Regardless, fishing around for that last real Pepsi is painful, but it's tempered by the hot weather, the fact that the rest of your body is warm, and that there are all those people around enjoying the sun.

Messing around in the icy brine surrounding the sickly pink looking saggy flesh of the dead, naked, 19-pound bird while trying to not catch salmonella is not quite as much fun. But I did what I had to do, and almost got it done.

Eventually, the feeling did return to my fingers. And they all stayed attached, so I'm ready for whatever the next step is.

So here's the turkey. Only 7 more hours until it's time to flip the bird.

2008-11-27 Turkey in the Brine (1)

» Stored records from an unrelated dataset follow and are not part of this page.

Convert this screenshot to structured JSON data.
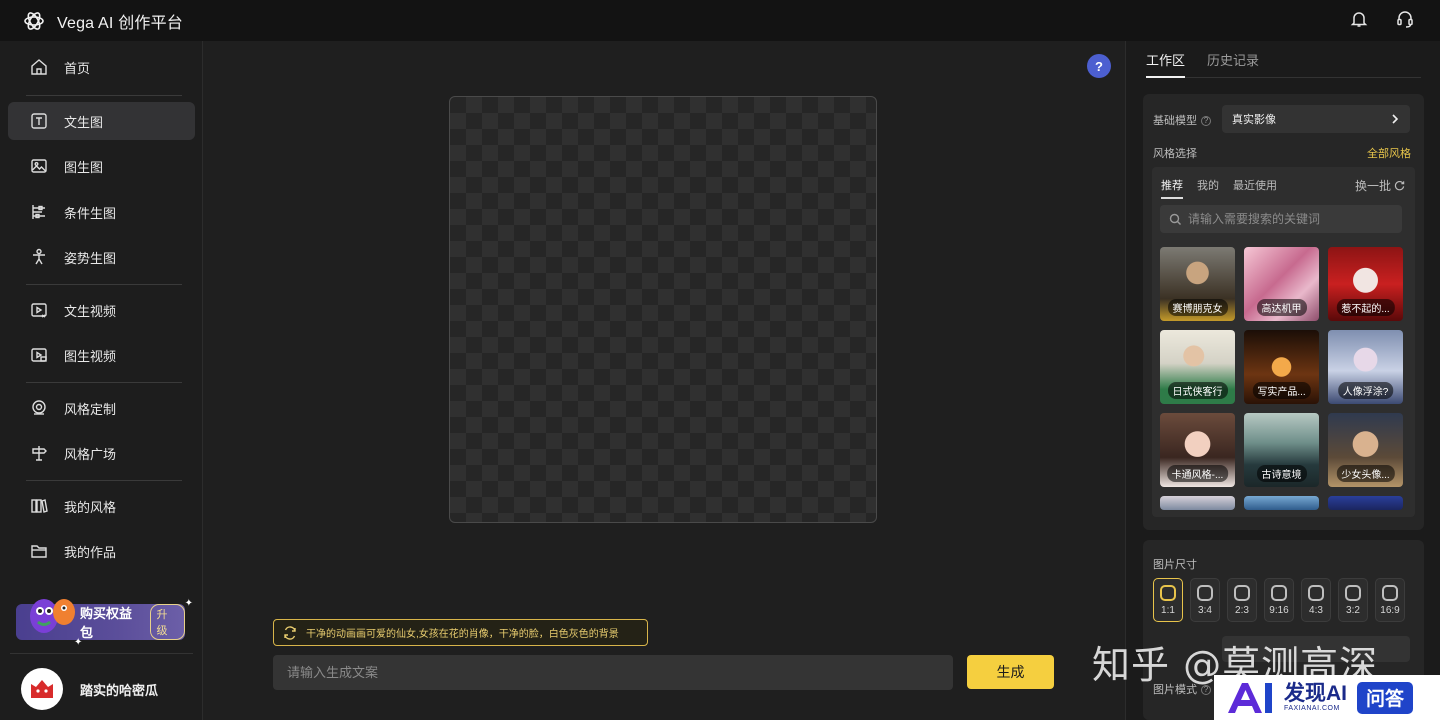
{
  "app": {
    "title": "Vega AI 创作平台"
  },
  "sidebar": {
    "items": [
      {
        "label": "首页",
        "icon": "home-icon"
      },
      {
        "label": "文生图",
        "icon": "text-icon",
        "active": true
      },
      {
        "label": "图生图",
        "icon": "image-icon"
      },
      {
        "label": "条件生图",
        "icon": "sliders-icon"
      },
      {
        "label": "姿势生图",
        "icon": "pose-icon"
      },
      {
        "label": "文生视频",
        "icon": "text-video-icon"
      },
      {
        "label": "图生视频",
        "icon": "image-video-icon"
      },
      {
        "label": "风格定制",
        "icon": "style-custom-icon"
      },
      {
        "label": "风格广场",
        "icon": "signpost-icon"
      },
      {
        "label": "我的风格",
        "icon": "books-icon"
      },
      {
        "label": "我的作品",
        "icon": "folder-icon"
      }
    ],
    "promo": {
      "label": "购买权益包",
      "badge": "升级"
    },
    "user": {
      "name": "踏实的哈密瓜"
    }
  },
  "main": {
    "help_label": "?",
    "prompt_suggestion": "干净的动画画可爱的仙女,女孩在花的肖像，干净的脸，白色灰色的背景",
    "input_placeholder": "请输入生成文案",
    "generate_label": "生成"
  },
  "panel": {
    "tabs": [
      {
        "label": "工作区",
        "active": true
      },
      {
        "label": "历史记录",
        "active": false
      }
    ],
    "base_model_label": "基础模型",
    "base_model_value": "真实影像",
    "style_label": "风格选择",
    "all_styles": "全部风格",
    "style_tabs": [
      {
        "label": "推荐",
        "active": true
      },
      {
        "label": "我的",
        "active": false
      },
      {
        "label": "最近使用",
        "active": false
      }
    ],
    "refresh_label": "换一批",
    "search_placeholder": "请输入需要搜索的关键词",
    "styles": [
      {
        "label": "赛博朋克女"
      },
      {
        "label": "高达机甲"
      },
      {
        "label": "惹不起的..."
      },
      {
        "label": "日式侠客行"
      },
      {
        "label": "写实产品..."
      },
      {
        "label": "人像浮涂?"
      },
      {
        "label": "卡通风格-..."
      },
      {
        "label": "古诗意境"
      },
      {
        "label": "少女头像..."
      }
    ],
    "size_label": "图片尺寸",
    "sizes": [
      "1:1",
      "3:4",
      "2:3",
      "9:16",
      "4:3",
      "3:2",
      "16:9"
    ],
    "selected_size": "1:1",
    "mode_label": "图片模式"
  },
  "watermark": {
    "text": "知乎 @莫测高深",
    "brand_main": "发现AI",
    "brand_sub": "FAXIANAI.COM",
    "qa": "问答"
  },
  "colors": {
    "accent_yellow": "#f5cf3f",
    "help_blue": "#4c5fd0",
    "promo_purple": "#5b4e9a"
  }
}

2008-11-27 Turkey in the Brine

Have a great Thanksgiving everyone. Enjoy the day and stay safe.


Wendy said...

I was with you all during the time you were talking about the moist and delicious bird. I was ready to rush right out and brine some turkey. Then you got to the actual instructions and now I'm just tired. :)

Thanks for an amusing Thanksgiving! (We're having our Thanksgiving tomorrow.)

Anonymous said...

I'm a huge Good Eats fan. Alton is the ultimate cooking geek. I hope you let everyone know how it turns out.

Haley H said...

Have a Happy Thanksgiving and enjoy your brined turkey.

Anonymous said...

I heard of alpinists losing fingers and toes while conquering the Mount Everest, but you almost lost your fingers, while 'bathing' a dead bird. Cooking, the last big adventure! Happy Thanksgiving!

Anonymous said...

Hey there, sorry about your butt. I mean, your turkey's butt. Oh, and your frostbitten fingers. Thanks for the funny turkey day story. Hope you had a nice day and got home safely from any travels. We came home from down by Olympia and the traffic heading south on SR 16 through the toll booths for the Narrows Bridge was like a parking lot. Those poor people!

Anonymous said...

Alton Brown is a fat-hating jerk. I don't watch his show or any channel that shows it.

Until he comes out and apologizes for publicly encouraging fat hatred and therefore discrimination against fat people, he is on the very top of my really, really bad list.

Dave said...

You did the brine. Excellent! I have a tip for you that worked great for my brining. When they go on sale get yourself one of those big thermal water containers like you see on utility trucks for the workers. I got mine at walmart but Home Depot and others have them too. A good sized turkey will fit neatly into it as well as water and ice, etc and stay cold for hours without constant checking. It frees up a boatload of time for other things you want to do.

Shari Thomas said...

I did the "brine the turkey" this year for the first time. Using Alton's recipe as a guide, I made a few adjustments.

I also trussed the bird according to his instructions. Had to watch it several times to get it right.

The only scary thing was starting the bird at 500 degrees for 30 minutes. Our very clean oven is now a greasy mess, and the fire alarm was reminding us every few seconds that something was generating smoke.

I must say, this was the best bird I've ever fixed... glad the bird "took the plunge".

Anonymous said...

We did Alton Brown's recipe. Of course, when I say "we" I mean my HUSBAND followed the recipe. We put our HUGE 24 pound bird in a cooler to brine. Apparently, we did this last year, too. (We did?)

Was definitely "Good Eats".